Near-Earth Object

Unlike the monarch, though
the asteroid also slipped
quietly from its colony
on its annular migration
between Jupiter and Mars,
enticed maybe by
our planetary pollen
as the monarch by my neighbor’s
slender-leaved milkweed.
Unlike it even when
the fragrant Cretaceous
atmosphere meteorized
the airborne rock,
flaring it into what might
have looked to the horrid
triceratops like a monarch
ovipositing (had the butterfly
begun before the period
broke off). Not much like
the monarch I met when I
rushed out the door for the 79,
though the sulfurous dust
from the meteoric impact
off the Yucatán took flight
for all corners of the heavens
much the way the next
generation of monarchs
took wing from the milkweed
for their annual migration
to the west of the Yucatán,
and their unburdened mother
took her final flit
up my flagstone walkway,
froze and, hurtling
downward, impacted
my stunned peninsular
left foot. Less like
the monarch for all this,
the globe-clogging asteroid,

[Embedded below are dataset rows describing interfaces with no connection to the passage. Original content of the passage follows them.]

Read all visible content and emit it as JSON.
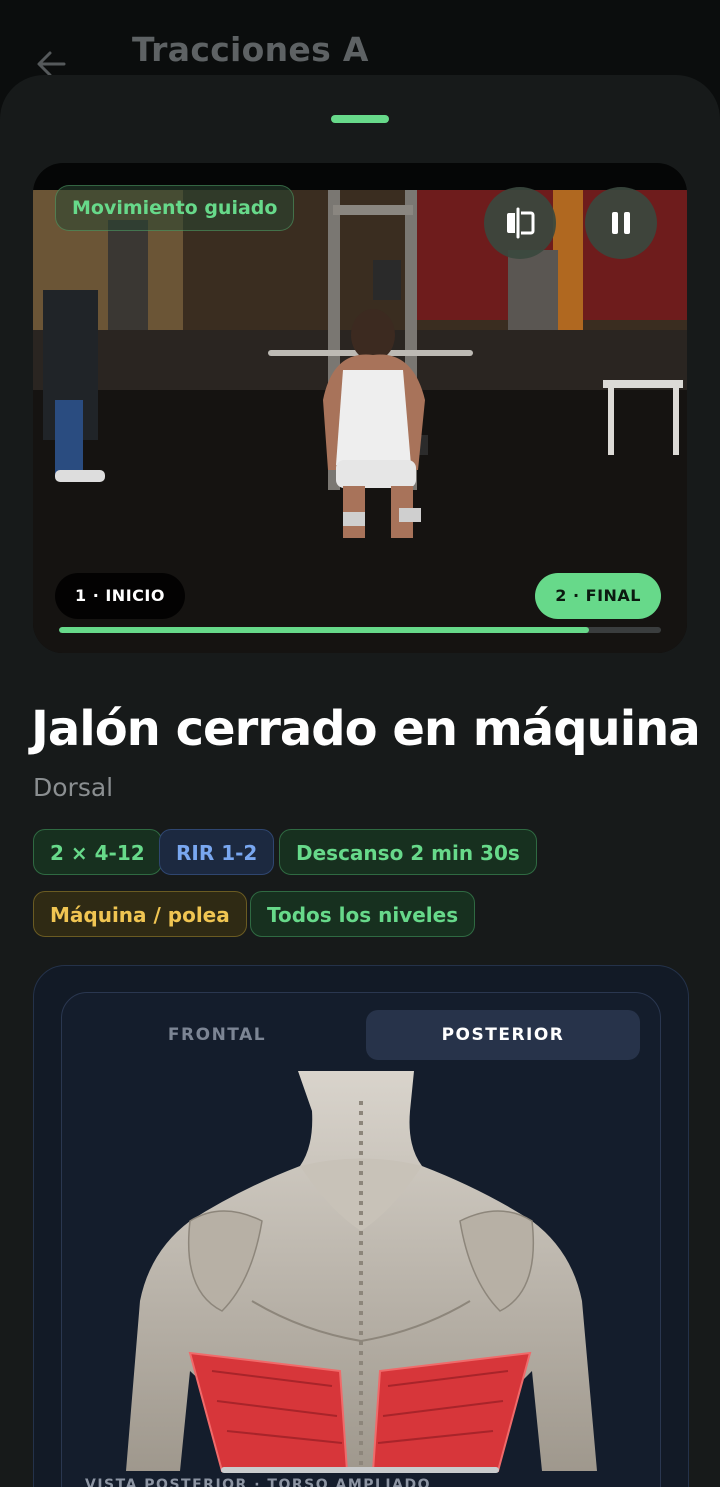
{
  "header": {
    "title": "Tracciones A",
    "back_icon": "arrow-left-icon"
  },
  "video": {
    "guided_badge": "Movimiento guiado",
    "compare_icon": "compare-split-icon",
    "pause_icon": "pause-icon",
    "phase_start": "1 · INICIO",
    "phase_end": "2 · FINAL",
    "progress": 0.88
  },
  "exercise": {
    "name": "Jalón cerrado en máquina",
    "muscle": "Dorsal",
    "tags": [
      {
        "label": "2 × 4-12",
        "style": "green"
      },
      {
        "label": "RIR 1-2",
        "style": "blue"
      },
      {
        "label": "Descanso 2 min 30s",
        "style": "green"
      },
      {
        "label": "Máquina / polea",
        "style": "yellow"
      },
      {
        "label": "Todos los niveles",
        "style": "green"
      }
    ]
  },
  "anatomy": {
    "tabs": [
      {
        "label": "FRONTAL",
        "active": false
      },
      {
        "label": "POSTERIOR",
        "active": true
      }
    ],
    "caption": "VISTA POSTERIOR · TORSO AMPLIADO",
    "highlight_color": "#d7363a"
  },
  "colors": {
    "accent": "#67d98a",
    "background": "#171a1a"
  }
}
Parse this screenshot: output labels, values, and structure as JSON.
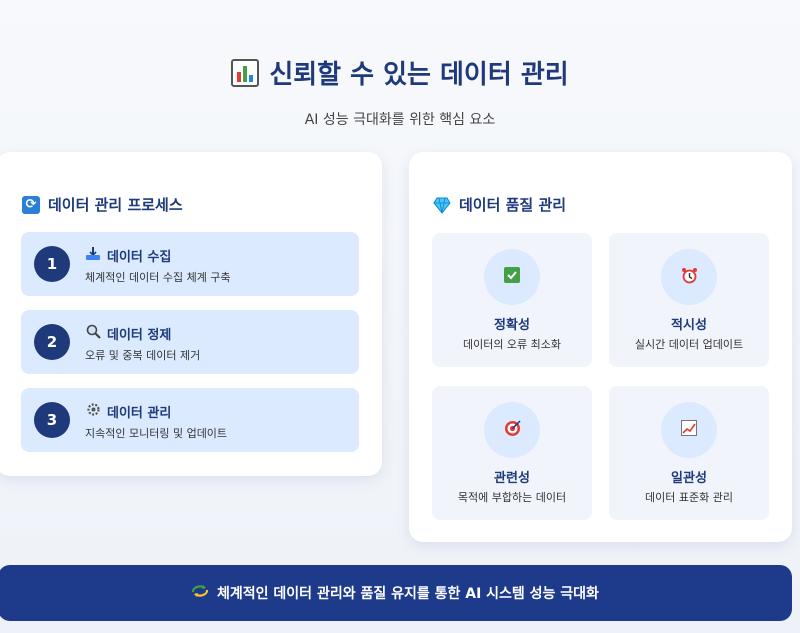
{
  "header": {
    "title": "신뢰할 수 있는 데이터 관리",
    "title_icon": "bar-chart-icon",
    "subtitle": "AI 성능 극대화를 위한 핵심 요소"
  },
  "process": {
    "title": "데이터 관리 프로세스",
    "title_icon": "refresh-icon",
    "steps": [
      {
        "num": "1",
        "icon": "inbox-tray-icon",
        "title": "데이터 수집",
        "desc": "체계적인 데이터 수집 체계 구축"
      },
      {
        "num": "2",
        "icon": "magnifier-icon",
        "title": "데이터 정제",
        "desc": "오류 및 중복 데이터 제거"
      },
      {
        "num": "3",
        "icon": "gear-icon",
        "title": "데이터 관리",
        "desc": "지속적인 모니터링 및 업데이트"
      }
    ]
  },
  "quality": {
    "title": "데이터 품질 관리",
    "title_icon": "gem-icon",
    "items": [
      {
        "icon": "check-mark-icon",
        "title": "정확성",
        "desc": "데이터의 오류 최소화"
      },
      {
        "icon": "alarm-clock-icon",
        "title": "적시성",
        "desc": "실시간 데이터 업데이트"
      },
      {
        "icon": "target-icon",
        "title": "관련성",
        "desc": "목적에 부합하는 데이터"
      },
      {
        "icon": "trend-chart-icon",
        "title": "일관성",
        "desc": "데이터 표준화 관리"
      }
    ]
  },
  "banner": {
    "icon": "recycle-arrows-icon",
    "text": "체계적인 데이터 관리와 품질 유지를 통한 AI 시스템 성능 극대화"
  },
  "colors": {
    "primary": "#1e3a7b",
    "banner": "#1e3a8a",
    "step_bg": "#dbeafe",
    "tile_bg": "#f1f5fb"
  }
}
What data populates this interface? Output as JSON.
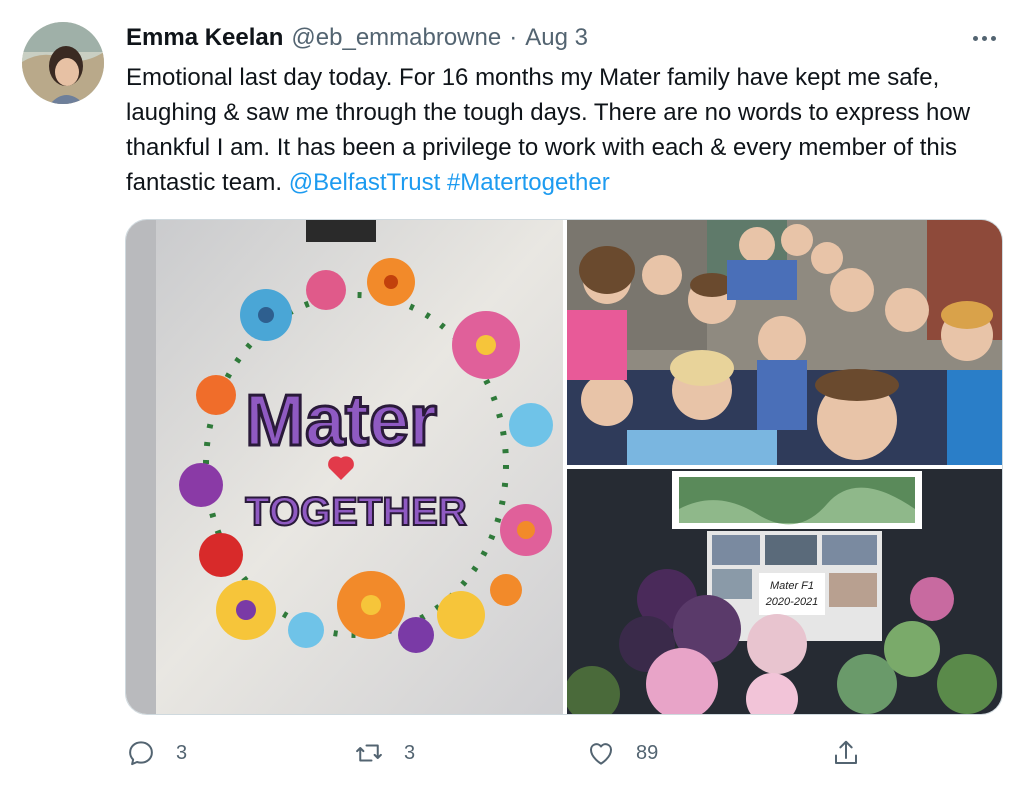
{
  "tweet": {
    "author": {
      "name": "Emma Keelan",
      "handle": "@eb_emmabrowne",
      "separator": "·",
      "date": "Aug 3"
    },
    "text_main": "Emotional last day today. For 16 months my Mater family have kept me safe, laughing & saw me through the tough days. There are no words to express how thankful I am. It has been a privilege to work with each & every member of this fantastic team.",
    "mention": "@BelfastTrust",
    "hashtag": "#Matertogether",
    "media": {
      "photo_left": {
        "words": [
          "Mater",
          "TOGETHER"
        ]
      },
      "photo_bottom_right": {
        "card_line1": "Mater F1",
        "card_line2": "2020-2021"
      }
    },
    "actions": {
      "reply_count": "3",
      "retweet_count": "3",
      "like_count": "89"
    },
    "icons": {
      "more": "more-horizontal-icon",
      "reply": "reply-icon",
      "retweet": "retweet-icon",
      "like": "heart-icon",
      "share": "share-icon"
    },
    "colors": {
      "text": "#0f1419",
      "secondary": "#536471",
      "link": "#1d9bf0"
    }
  }
}
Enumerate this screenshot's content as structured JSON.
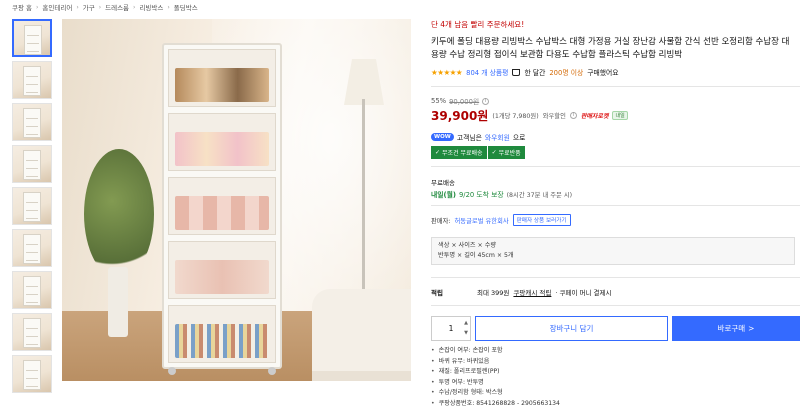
{
  "breadcrumb": [
    "쿠팡 홈",
    "홈인테리어",
    "가구",
    "드레스룸",
    "리빙박스",
    "폴딩박스"
  ],
  "thumbnails_count": 10,
  "urgent_text": "단 4개 남음 빨리 주문하세요!",
  "title": "키두에 폴딩 대용량 리빙박스 수납박스 대형 가정용 거실 장난감 사물함 간식 선반 오정리함 수납장 대용량 수납 정리형 접이식 보관함 다용도 수납함 플라스틱 수납함 리빙박",
  "rating": {
    "stars": "★★★★★",
    "review_text": "804 개 상품평",
    "recent_prefix": "한 달간",
    "recent_count": "200명 이상",
    "recent_suffix": "구매했어요"
  },
  "price": {
    "discount_rate": "55%",
    "original": "90,000원",
    "current": "39,900원",
    "unit": "(1개당 7,980원)",
    "wow_label": "와우할인",
    "rocket": "판매자로켓",
    "rocket_chip": "내일"
  },
  "wow": {
    "badge": "WOW",
    "prefix": "고객님은",
    "member": "와우회원",
    "suffix": "으로"
  },
  "shipping_chips": [
    "무조건 무료배송",
    "무료반품"
  ],
  "shipping": {
    "label": "무료배송",
    "arrive": "내일(월)",
    "date": "9/20 도착 보장",
    "remain": "(8시간 37분 내 주문 시)"
  },
  "seller": {
    "label": "판매자:",
    "name": "허동글로벌 유한회사",
    "button": "판매자 상품 보러가기"
  },
  "options": {
    "line1": "색상 × 사이즈 × 수량",
    "line2": "반투명 × 길이 45cm × 5개"
  },
  "benefit": {
    "label": "적립",
    "prefix": "최대 399원",
    "link": "쿠팡캐시 적립",
    "suffix": "· 쿠페이 머니 결제시"
  },
  "buy": {
    "qty": "1",
    "cart_label": "장바구니 담기",
    "buy_label": "바로구매",
    "buy_arrow": ">"
  },
  "specs": [
    "손잡이 여부: 손잡이 포함",
    "바퀴 유무: 바퀴있음",
    "재질: 폴리프로필렌(PP)",
    "투명 여부: 반투명",
    "수납/정리함 형태: 박스형",
    "쿠팡상품번호: 8541268828 - 2905663134"
  ],
  "colors": {
    "accent": "#346aff",
    "price_red": "#ae0000",
    "urgent_red": "#c20000",
    "green": "#1f8a3d",
    "star": "#f6a100"
  }
}
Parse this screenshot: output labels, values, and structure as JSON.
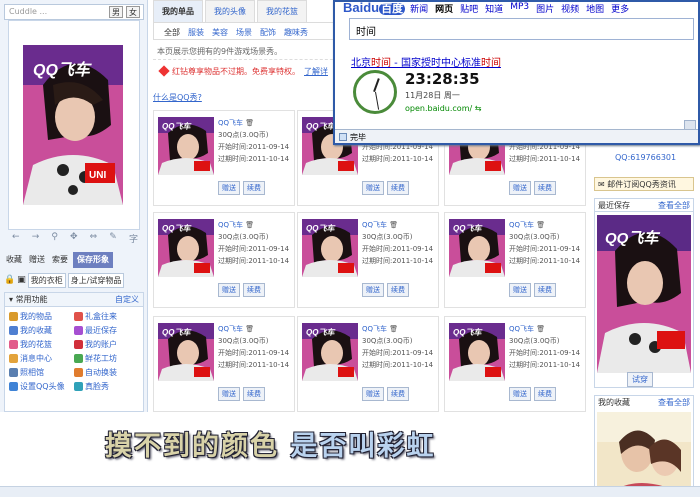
{
  "left": {
    "title": "Cuddle ...",
    "gender_male": "男",
    "gender_female": "女",
    "tool_zi": "字",
    "actions": [
      "收藏",
      "赠送",
      "索要"
    ],
    "save_label": "保存形象",
    "closet_label": "我的衣柜",
    "tryon_label": "身上/试穿物品",
    "func_title": "常用功能",
    "func_custom": "自定义",
    "func_items": [
      {
        "label": "我的物品",
        "color": "#d99a2b"
      },
      {
        "label": "礼盒往来",
        "color": "#e0524a"
      },
      {
        "label": "我的收藏",
        "color": "#4f7fd1"
      },
      {
        "label": "最近保存",
        "color": "#a64fd1"
      },
      {
        "label": "我的花篮",
        "color": "#e25c8a"
      },
      {
        "label": "我的账户",
        "color": "#d12f3a"
      },
      {
        "label": "消息中心",
        "color": "#e3a33b"
      },
      {
        "label": "鲜花工坊",
        "color": "#49a852"
      },
      {
        "label": "照相馆",
        "color": "#5a7fb0"
      },
      {
        "label": "自动换装",
        "color": "#e07c2e"
      },
      {
        "label": "设置QQ头像",
        "color": "#3f83d6"
      },
      {
        "label": "真脸秀",
        "color": "#2fa1b8"
      }
    ]
  },
  "mid": {
    "tabs": [
      "我的单品",
      "我的头像",
      "我的花篮"
    ],
    "subcats": [
      "全部",
      "服装",
      "美容",
      "场景",
      "配饰",
      "趣味秀"
    ],
    "notice": "本页展示您拥有的9件游戏场景秀。",
    "red_notice": "红钻尊享物品不过期。免费享特权。",
    "red_link": "了解详",
    "whatis": "什么是QQ秀?",
    "card": {
      "name": "QQ飞车",
      "price": "30Q点(3.0Q币)",
      "start": "开始时间:2011-09-14",
      "expire": "过期时间:2011-10-14",
      "gift": "赠送",
      "renew": "续费"
    }
  },
  "right": {
    "qq": "QQ:619766301",
    "subscribe": "邮件订阅QQ秀资讯",
    "recent_title": "最近保存",
    "view_all": "查看全部",
    "tryon": "试穿",
    "collection_title": "我的收藏"
  },
  "ie": {
    "logo": "Baidu",
    "logo_mid": "百度",
    "nav": [
      "新闻",
      "网页",
      "贴吧",
      "知道",
      "MP3",
      "图片",
      "视频",
      "地图",
      "更多"
    ],
    "query": "时间",
    "result_prefix": "北京",
    "result_em1": "时间",
    "result_mid": " - 国家授时中心标准",
    "result_em2": "时间",
    "time": "23:28:35",
    "date": "11月28日   周一",
    "url": "open.baidu.com/",
    "status": "完毕"
  },
  "bottom": {
    "lyric1": "摸不到的颜色",
    "lyric2": "是否叫彩虹"
  }
}
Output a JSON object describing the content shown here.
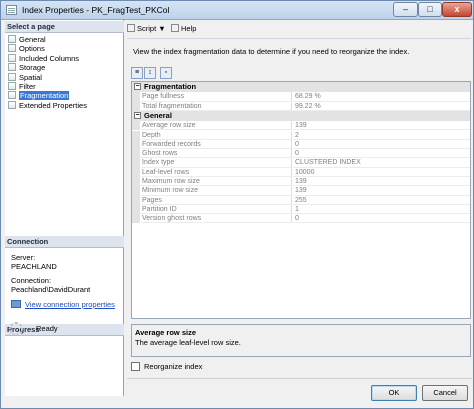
{
  "window": {
    "title": "Index Properties - PK_FragTest_PKCol",
    "min_label": "–",
    "max_label": "□",
    "close_label": "x"
  },
  "left": {
    "select_page_heading": "Select a page",
    "pages": [
      "General",
      "Options",
      "Included Columns",
      "Storage",
      "Spatial",
      "Filter",
      "Fragmentation",
      "Extended Properties"
    ],
    "selected_page": "Fragmentation",
    "connection_heading": "Connection",
    "server_label": "Server:",
    "server_value": "PEACHLAND",
    "connection_label": "Connection:",
    "connection_value": "Peachland\\DavidDurant",
    "view_connection_link": "View connection properties",
    "progress_heading": "Progress",
    "progress_status": "Ready"
  },
  "toolbar": {
    "script_label": "Script",
    "script_arrow": "▼",
    "help_label": "Help"
  },
  "main": {
    "description": "View the index fragmentation data to determine if you need to reorganize the index.",
    "grid": {
      "categories": [
        {
          "name": "Fragmentation",
          "toggle": "−",
          "rows": [
            {
              "name": "Page fullness",
              "value": "68.29 %"
            },
            {
              "name": "Total fragmentation",
              "value": "99.22 %"
            }
          ]
        },
        {
          "name": "General",
          "toggle": "−",
          "rows": [
            {
              "name": "Average row size",
              "value": "139"
            },
            {
              "name": "Depth",
              "value": "2"
            },
            {
              "name": "Forwarded records",
              "value": "0"
            },
            {
              "name": "Ghost rows",
              "value": "0"
            },
            {
              "name": "Index type",
              "value": "CLUSTERED INDEX"
            },
            {
              "name": "Leaf-level rows",
              "value": "10000"
            },
            {
              "name": "Maximum row size",
              "value": "139"
            },
            {
              "name": "Minimum row size",
              "value": "139"
            },
            {
              "name": "Pages",
              "value": "255"
            },
            {
              "name": "Partition ID",
              "value": "1"
            },
            {
              "name": "Version ghost rows",
              "value": "0"
            }
          ]
        }
      ]
    },
    "help_title": "Average row size",
    "help_text": "The average leaf-level row size.",
    "reorganize_label": "Reorganize index",
    "reorganize_checked": false
  },
  "buttons": {
    "ok": "OK",
    "cancel": "Cancel"
  }
}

than like me, one of my kind,
bolting for the bus.

More Poems by John Shoptaw